Originally Posted by Ikki
I didn't really want to get into this here - in a way it'd be like Shane Warne joining the forum and deciding to pick a fight with CWB about whether Ian Bell is in fact Class B rubbish or Class C rubbish and exactly whether he should be dropped because of Reason X or Reason Y, while everyone else looked on in horror - but it's probably a bit unfair for me to keep jokingly treating you like poison without actually explaining my position. I don't really intend to have an argument about it though so if you do reply, I probably won't reply back to much if any of your post.
Ideologically I do think we have pretty similar positions; for example I imagine you'd be a little south and a west of my (+9.5, -7) political compass result but without too much deviation from it especially compared to the rest of the forum, and even in this test we got very similar results based on the ideological questions it contains. I'm a very firm believer in the free market and feel that any failure in it to deliver a fair and just outcome economically would be principally derived from social difficulties and inequities rather than intrinsically faulty economics within itself. Furthermore, I don't believe victimless crime should exist; everyone should be able to live by their own moral code as long as it doesn't trample on the rights of others, and as such moral policing should be kept to an absolute minimum. For me this does extend to a few things that the authoritarian, largely bible-bashing, nanny-state enforcing sector of the Republican party would find abhorrent, like the legalisation of many banned substances and prostitution.
Where we differ is that I don't actually much like ideology; not as a cover-all practical fall-back stance anyway.

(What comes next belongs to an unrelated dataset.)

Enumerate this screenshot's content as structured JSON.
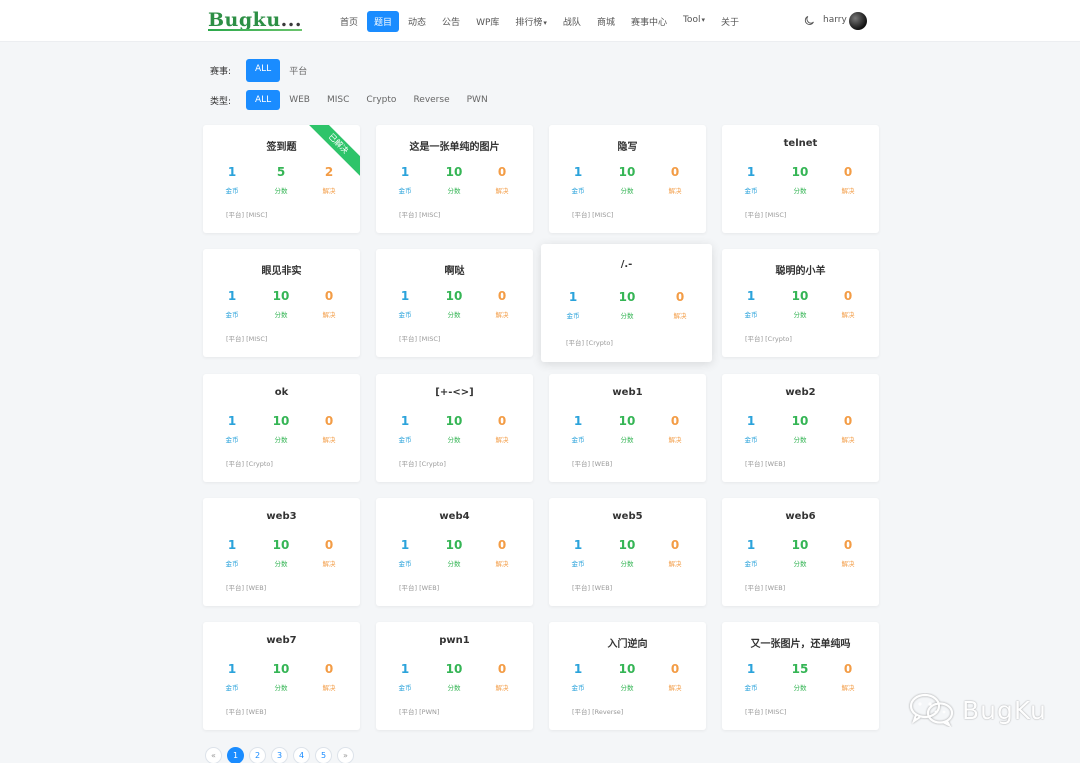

Ideologically I am, yes, a libertarian, just like you, and any political alignment test I do is going to ask ideological questions and back that up entirely. I do agree with Paul and Johnson a lot more than the other candidates and hell, I'd be lying if I didn't say I agreed with you politically more than any other member as well. However I find the notion that any one ideology can be used as an automatic position for any problem the world throws us to be lazy, naive, shortsighted and often, in my case anyway, somewhat embarrassing to those who belong to that ideological group. Whether you're a libertarian, a socialist or whatever else, reaching to an ideological fall-back as an answer to any problem vastly under-estimates the complexity of the world and the need for case-by-case analysis. Instead of letting one's ideology drive one's opinions automatically, one should form opinions individually and honestly, and let those opinions form his own ideology. Governance is just as much about finding what works as finding what's fair, and I think that's where a lot of us get lost a bit.
I don't want to bring back many of the same debates but I feel I should actually give some examples of what I'm talking about, so I'll point out that when you suggested the FDA should be disbanded completely and that we should let the free market determine which restaurants are safe to eat at, then I thought that was an absolutely absurd application of ideology put forward merely to make the ideology itself seem bullet-proof. I actually do agree that it would work, particularly in the information age in which we live; word of mouth would eventually would rank each establishment fairly accurately and the free market would then incentivise improvement and competitive, so those restaurants with absolutely disgraceful h&s standards would eventually close down. However I don't think anyone really thinks it's acceptable to wait for 200 people to get food poisoning and 20 of those to die before a place is actually closed down. It'd be an example of the free market working but at a human cost far too high for anyone with an ounce of humanity who wasn't trying to apply an ideology to a situation it wasn't capable of truly handling. And that's before we even examine the possibility of some health standards costing more to uphold than any resulting poor reputation would actually cost. It doesn't mean you should throw the baby out with the bathwater but it does show things need a more case by case approach with all the variables examined.